Upon seeing that The Avid Hog is a monthly newsletter, someone asked this question:
…how do you expect to find suitable candidates every month? Is the supply of good companies that large?
The supply of good companies is enormous. If you don’t have any restrictions on market cap or country, there are always good companies out there. Supply is never the problem. Knowing that supply well enough is.
Although I consider myself a value investor, I don’t get ideas the way most value investors do. You can see a good example of how a value investor looks for ideas in this video of Michael Price’s presentation at the London Value Investing Conference. Another good example is this quote from Nate’s latest post at Oddball Stocks:
I value banks like I value companies. I find a bank that’s clearly undervalued, then I work to either confirm or deny the valuation. This is the opposite of someone who might research and value a company and once the valuation is done look at the market value. I start with the market value, I’m not looking for franchise companies, I’m looking for companies that appear cheap, and I want to confirm they actually are cheap, if so I invest. This means I don’t have a Watchlist of banks or companies I’d like to buy if the price were right. Rather I continually trawl low P/B stocks and pick up what’s on sale that week or month
Let’s contrast that with the ideal I strive for. In a perfect world, my approach looks more like how Warren Buffett described his analysis of PetroChina to Fox Business. He told Fox Business the important parts of his approach are that:
- He tries to look at the business first, without knowing the price
- He decides what he would pay for the entire company
- He compares the price he would pay to what the entire company is trading for in the market
- If the price he would pay is a lot higher than what the whole company trades for in the market, he buys it.
That’s the ideal approach for me. I’ve found personally that it’s the one that works best.
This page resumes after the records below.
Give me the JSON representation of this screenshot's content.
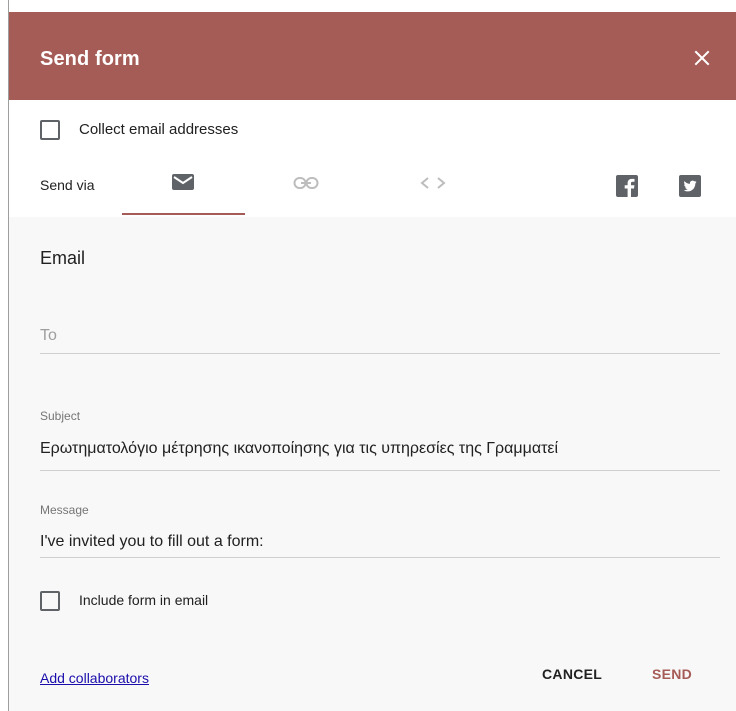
{
  "dialog": {
    "title": "Send form",
    "collect_email_label": "Collect email addresses",
    "send_via_label": "Send via",
    "tabs": [
      {
        "name": "email",
        "icon": "mail-icon",
        "active": true
      },
      {
        "name": "link",
        "icon": "link-icon",
        "active": false
      },
      {
        "name": "embed",
        "icon": "code-icon",
        "active": false
      }
    ],
    "social": [
      {
        "name": "facebook",
        "icon": "facebook-icon"
      },
      {
        "name": "twitter",
        "icon": "twitter-icon"
      }
    ]
  },
  "email": {
    "section_title": "Email",
    "to_placeholder": "To",
    "subject_label": "Subject",
    "subject_value": "Ερωτηματολόγιο μέτρησης ικανοποίησης για τις υπηρεσίες της Γραμματεί",
    "message_label": "Message",
    "message_value": "I've invited you to fill out a form:",
    "include_form_label": "Include form in email"
  },
  "footer": {
    "add_collaborators": "Add collaborators",
    "cancel": "CANCEL",
    "send": "SEND"
  },
  "colors": {
    "header": "#a65c56",
    "accent": "#a65c56",
    "link": "#1a0dab"
  }
}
If I appraise the entire business with fairly little preconception of where the stock should trade, has traded, etc. and then I compare my appraisal to the market price I’m on the firmest footing in terms of knowing I have a bargain.
The hypothetical I often pose when talking to Quan about a stock is:
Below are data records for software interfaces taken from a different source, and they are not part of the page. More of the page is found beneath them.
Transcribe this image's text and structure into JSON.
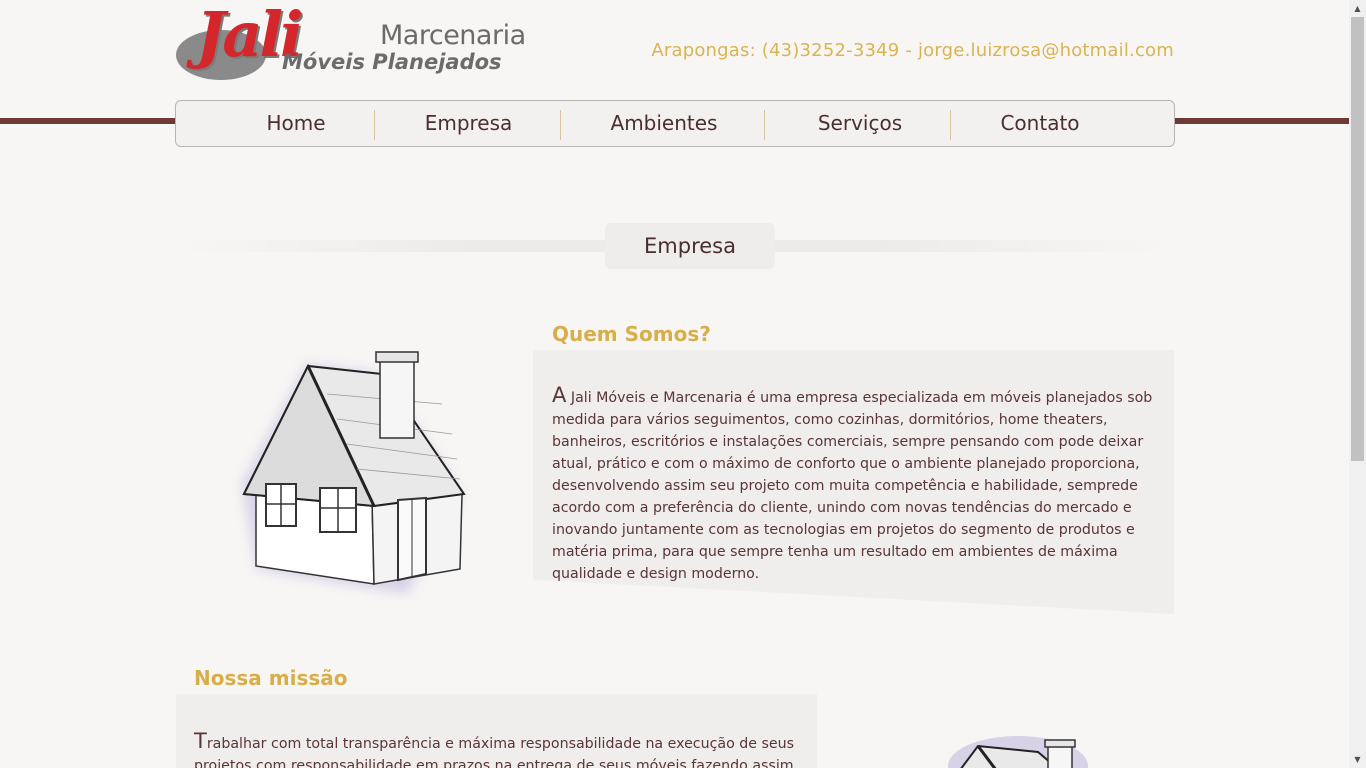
{
  "header": {
    "logo": {
      "brand": "Jali",
      "line1": "Marcenaria",
      "line2": "Móveis Planejados"
    },
    "contact": "Arapongas: (43)3252-3349 - jorge.luizrosa@hotmail.com"
  },
  "nav": {
    "items": [
      {
        "label": "Home"
      },
      {
        "label": "Empresa"
      },
      {
        "label": "Ambientes"
      },
      {
        "label": "Serviços"
      },
      {
        "label": "Contato"
      }
    ]
  },
  "section": {
    "title": "Empresa"
  },
  "quem_somos": {
    "heading": "Quem Somos?",
    "dropcap": "A",
    "text": " Jali Móveis e Marcenaria é uma empresa especializada em móveis planejados sob medida para vários seguimentos, como cozinhas, dormitórios, home theaters, banheiros, escritórios e instalações comerciais, sempre pensando com pode deixar atual, prático e com o máximo de conforto que o ambiente planejado proporciona, desenvolvendo assim seu projeto com muita competência e habilidade, semprede acordo com a preferência do cliente, unindo com novas tendências do mercado e inovando juntamente com as tecnologias em projetos do segmento de produtos e matéria prima, para que sempre tenha um resultado em ambientes de máxima qualidade e design moderno."
  },
  "missao": {
    "heading": "Nossa missão",
    "dropcap": "T",
    "text": "rabalhar com total transparência e máxima responsabilidade na execução de seus projetos com responsabilidade em prazos na entrega de seus móveis fazendo assim"
  },
  "colors": {
    "accent_gold": "#d8ae4a",
    "nav_bar": "#6e3a36",
    "text_brown": "#4a2f2f",
    "brand_red": "#d4262b"
  },
  "icons": {
    "illustration": "house-sketch-icon",
    "scroll_up": "arrow-up-icon",
    "scroll_down": "arrow-down-icon"
  }
}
Imagine you are running a family holding company. The assets of all your family members are tied up in this company’s stock. You can put 25% of the value of your holding company into buying this business in its entirety. Would you do it?
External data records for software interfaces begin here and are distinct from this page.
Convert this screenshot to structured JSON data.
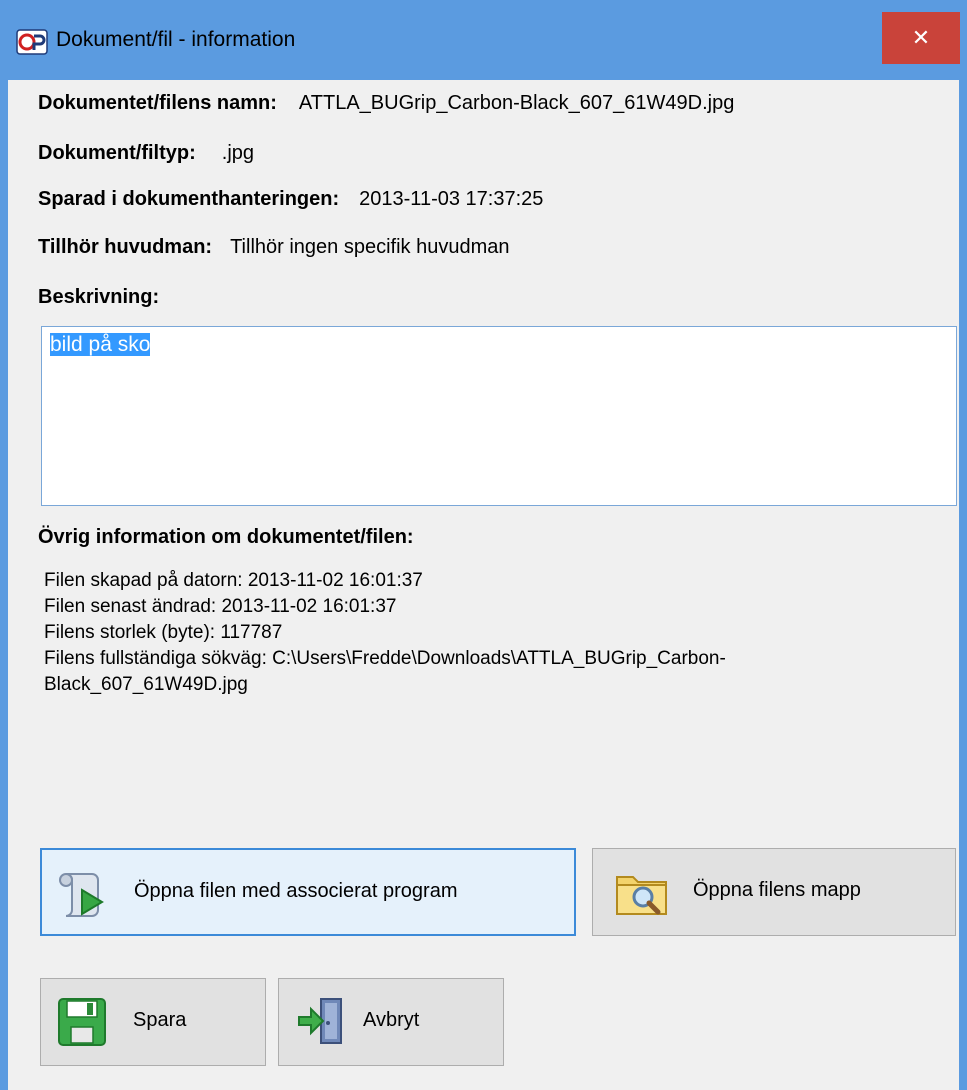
{
  "window": {
    "title": "Dokument/fil - information",
    "close_glyph": "✕",
    "accent": "#5b9be0",
    "close_color": "#c9433a"
  },
  "fields": {
    "name_label": "Dokumentet/filens namn:",
    "name_value": "ATTLA_BUGrip_Carbon-Black_607_61W49D.jpg",
    "type_label": "Dokument/filtyp:",
    "type_value": ".jpg",
    "saved_label": "Sparad i dokumenthanteringen:",
    "saved_value": "2013-11-03 17:37:25",
    "owner_label": "Tillhör huvudman:",
    "owner_value": "Tillhör ingen specifik huvudman",
    "description_label": "Beskrivning:",
    "description_value": "bild på sko"
  },
  "other_info": {
    "heading": "Övrig information om dokumentet/filen:",
    "created": "Filen skapad på datorn: 2013-11-02 16:01:37",
    "modified": "Filen senast ändrad: 2013-11-02 16:01:37",
    "size": "Filens storlek (byte): 117787",
    "path_line1": "Filens fullständiga sökväg: C:\\Users\\Fredde\\Downloads\\ATTLA_BUGrip_Carbon-",
    "path_line2": "Black_607_61W49D.jpg"
  },
  "buttons": {
    "open_with_program": "Öppna filen med associerat program",
    "open_folder": "Öppna filens mapp",
    "save": "Spara",
    "cancel": "Avbryt"
  },
  "icons": {
    "app": "app-logo-icon",
    "close": "close-icon",
    "open_program": "scroll-play-icon",
    "open_folder": "folder-magnifier-icon",
    "save": "floppy-disk-icon",
    "cancel": "exit-door-icon"
  }
}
In other words, is this a business you want to be in forever? Is the price good? And would you be willing to put 25% of the money of the people you care most about into it?…Read more